Start of Block

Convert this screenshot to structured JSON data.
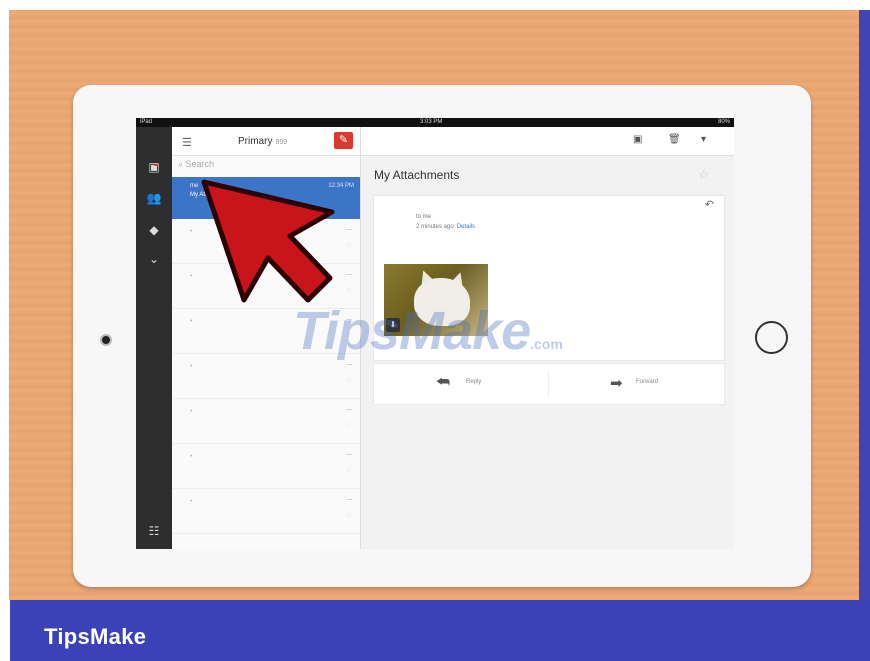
{
  "brand": "TipsMake",
  "watermark": {
    "main": "TipsMake",
    "suffix": ".com"
  },
  "status_bar": {
    "left": "iPad",
    "time": "3:03 PM",
    "right": "80%"
  },
  "list": {
    "title": "Primary",
    "count": "999",
    "search_placeholder": "Search",
    "selected": {
      "sender": "me",
      "subject": "My Attachments",
      "time": "12:34 PM"
    }
  },
  "detail": {
    "subject": "My Attachments",
    "to": "to me",
    "when": "2 minutes ago",
    "details_link": "Details",
    "reply_label": "Reply",
    "forward_label": "Forward"
  }
}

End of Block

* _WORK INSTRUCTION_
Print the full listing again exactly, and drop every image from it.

* _ANSWER TO THIS PROBLEM_
Convert this screenshot to structured JSON data.
{
  "brand": "TipsMake",
  "watermark": {
    "main": "TipsMake",
    "suffix": ".com"
  },
  "status_bar": {
    "left": "iPad",
    "time": "3:03 PM",
    "right": "80%"
  },
  "list": {
    "title": "Primary",
    "count": "999",
    "search_placeholder": "Search",
    "selected": {
      "sender": "me",
      "subject": "My Attachments",
      "time": "12:34 PM"
    }
  },
  "detail": {
    "subject": "My Attachments",
    "to": "to me",
    "when": "2 minutes ago",
    "details_link": "Details",
    "reply_label": "Reply",
    "forward_label": "Forward"
  }
}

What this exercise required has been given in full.